Kerala to Curb Alien Plants’ Growth
- 02 Jan 2020
- 2 min read
Why in News
The Kerala Government is planning to arrest the rampant growth of invasive plants, especially Senna spectabilis, in the forest areas of the Nilgiri Biosphere Reserve (NBR), including the Wayanad Wildlife Sanctuary.
- Due to mass flowering and drying of bamboo species in Wayanad, lots of open spaces (78.91 sq km) has been occupied by Senna spectabilis.
- The plant has also started to invade the adjacent Bandipur and Nagarhole tiger reserves in Karnataka and Mudumalai tiger reserve in Tamil Nadu.
- Senna spectabilis is a deciduous tree native to tropical areas of America.
- It grows up to 15 to 20 metres in a short period of time and distributes thousands of seeds after flowering.
- The thick foliage of the tree arrests the growth of other indigenous tree and grass species.
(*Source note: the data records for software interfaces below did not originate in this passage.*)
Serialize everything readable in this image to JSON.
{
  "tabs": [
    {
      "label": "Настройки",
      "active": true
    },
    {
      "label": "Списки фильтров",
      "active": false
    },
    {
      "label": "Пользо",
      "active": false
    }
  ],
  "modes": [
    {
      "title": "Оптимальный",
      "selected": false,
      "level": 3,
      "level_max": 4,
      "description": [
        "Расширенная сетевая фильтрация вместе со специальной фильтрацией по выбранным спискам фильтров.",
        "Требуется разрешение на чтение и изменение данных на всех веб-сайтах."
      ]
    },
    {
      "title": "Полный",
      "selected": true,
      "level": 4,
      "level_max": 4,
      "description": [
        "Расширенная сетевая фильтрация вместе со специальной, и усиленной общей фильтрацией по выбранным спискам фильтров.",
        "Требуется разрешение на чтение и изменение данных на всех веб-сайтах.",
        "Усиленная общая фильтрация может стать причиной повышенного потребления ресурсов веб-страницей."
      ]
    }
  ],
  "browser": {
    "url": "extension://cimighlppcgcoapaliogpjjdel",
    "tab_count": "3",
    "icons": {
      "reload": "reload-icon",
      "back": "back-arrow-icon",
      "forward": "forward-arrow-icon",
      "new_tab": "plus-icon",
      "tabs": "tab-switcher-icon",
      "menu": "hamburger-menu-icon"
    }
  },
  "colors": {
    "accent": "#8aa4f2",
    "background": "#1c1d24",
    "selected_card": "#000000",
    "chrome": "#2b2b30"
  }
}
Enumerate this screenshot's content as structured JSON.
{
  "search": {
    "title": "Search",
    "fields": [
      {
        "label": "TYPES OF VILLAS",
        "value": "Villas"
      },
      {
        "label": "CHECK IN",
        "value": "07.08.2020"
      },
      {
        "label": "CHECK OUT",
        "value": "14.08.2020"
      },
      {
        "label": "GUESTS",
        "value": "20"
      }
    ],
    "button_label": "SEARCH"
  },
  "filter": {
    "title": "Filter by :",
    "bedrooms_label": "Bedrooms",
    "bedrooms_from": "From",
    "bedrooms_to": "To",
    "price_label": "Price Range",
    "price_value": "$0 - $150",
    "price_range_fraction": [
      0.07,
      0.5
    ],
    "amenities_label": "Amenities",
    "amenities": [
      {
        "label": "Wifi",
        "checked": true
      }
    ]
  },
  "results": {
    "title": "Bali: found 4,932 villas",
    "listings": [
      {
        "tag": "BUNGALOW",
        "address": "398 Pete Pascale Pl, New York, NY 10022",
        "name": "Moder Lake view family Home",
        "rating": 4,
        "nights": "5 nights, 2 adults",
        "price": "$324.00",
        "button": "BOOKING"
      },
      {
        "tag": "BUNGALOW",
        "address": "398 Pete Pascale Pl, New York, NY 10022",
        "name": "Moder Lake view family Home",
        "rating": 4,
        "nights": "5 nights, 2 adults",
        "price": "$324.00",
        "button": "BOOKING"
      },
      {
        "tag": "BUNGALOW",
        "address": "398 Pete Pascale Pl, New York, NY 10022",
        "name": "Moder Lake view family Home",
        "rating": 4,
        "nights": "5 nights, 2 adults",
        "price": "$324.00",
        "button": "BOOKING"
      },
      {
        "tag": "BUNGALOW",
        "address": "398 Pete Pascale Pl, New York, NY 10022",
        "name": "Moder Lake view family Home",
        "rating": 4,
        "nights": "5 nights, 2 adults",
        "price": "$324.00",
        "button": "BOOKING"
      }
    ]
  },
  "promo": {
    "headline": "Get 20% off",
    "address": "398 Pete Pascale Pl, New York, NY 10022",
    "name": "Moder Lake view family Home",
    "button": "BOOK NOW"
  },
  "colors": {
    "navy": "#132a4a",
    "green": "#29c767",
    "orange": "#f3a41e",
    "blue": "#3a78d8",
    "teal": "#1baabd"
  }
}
Thus, it causes food shortage for the wildlife population, especially herbivores.
- It also adversely affect the germination and growth of the native species.
- It is categorised as ‘Least Concern’ under IUCN Red List.
Wayanad Wildlife Sanctuary
- It is part of the Nilgiri Biosphere Reserve along with Mudumalai Wildlife Sanctuary, Bandipur National Park, Nagarhole National Park, Mukurthi National Park, and Silent Valley.
- Wayanad Wildlife sanctuary is significant because of ecological and geographic continuity with other protected areas such as Bandipur Tiger Reserve and Nagarhole National Park, of Karnataka in the north-eastern portion and Mudumalai Tiger Reserve of Tamil Nadu in the south-east.
- It has the world’s largest recorded population of the Asiatic elephant.
- Almost the entire Wayanad district is drained by Kabini and its three tributaries, the Panamaram, Mananthavady, and Kalindy rivers.
- The Kabini River, one of the three east flowing rivers of Kerala, is an important tributary of the Kaveri River.